In conducting an inquiry into possible wrongful acts, the Compliance Officer should take appropriate steps to secure or prevent the destruction of documents or other evidence relevant to the investigation. If the organization determines that disciplinary action is warranted, it should be prompt and imposed in accordance with the organization’s written standards of disciplinary action. On occasion, management may interfere with the Compliance Officer carrying out his or her responsibilities to investigate possible wrongdoing. Frequently, we have been asked what should be done if the Compliance Officer has interference from management. If the Compliance Officer is not properly empowered, supported, and/or is excluded from receiving information necessary to carry out the role, serious consideration should be given to moving to another job within the organization or elsewhere after every effort has been made to educate the executive leadership on the benefits and obligations of an effective Compliance Program. If the Compliance Officer can prompt a change in attitudes that is the best service that can be performed. However, if all fails, then it is foolish for the Compliance Officer to mortgage a reputation and risk becoming part of a serious problem.

About the Author

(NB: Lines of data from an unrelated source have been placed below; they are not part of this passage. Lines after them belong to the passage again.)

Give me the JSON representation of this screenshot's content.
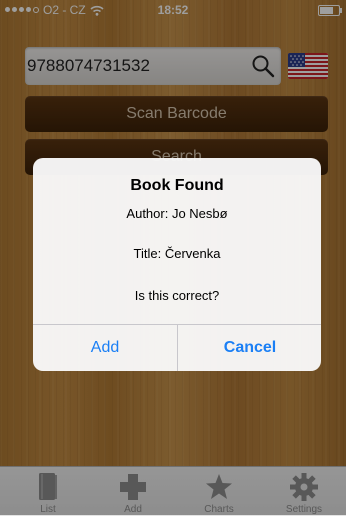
{
  "status_bar": {
    "carrier": "O2 - CZ",
    "time": "18:52",
    "battery_level": 0.8
  },
  "search": {
    "isbn_value": "9788074731532",
    "icon": "search-icon",
    "flag_icon": "us-flag-icon"
  },
  "buttons": {
    "scan_label": "Scan Barcode",
    "search_label": "Search"
  },
  "alert": {
    "title": "Book Found",
    "author": "Author: Jo Nesbø",
    "book_title": "Title: Červenka",
    "question": "Is this correct?",
    "add_label": "Add",
    "cancel_label": "Cancel"
  },
  "tabs": [
    {
      "label": "List",
      "icon": "book-icon"
    },
    {
      "label": "Add",
      "icon": "plus-icon"
    },
    {
      "label": "Charts",
      "icon": "star-icon"
    },
    {
      "label": "Settings",
      "icon": "gear-icon"
    }
  ],
  "colors": {
    "accent": "#1a7ff5",
    "button_bg": "#4a2a0d",
    "tab_icon": "#8e8e8e"
  }
}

Richard P. Kusserow established Strategic Management Services, LLC, after retiring from being the DHHS Inspector General, and has assisted over 2,000 health care organizations and entities in developing, implementing and assessing compliance programs.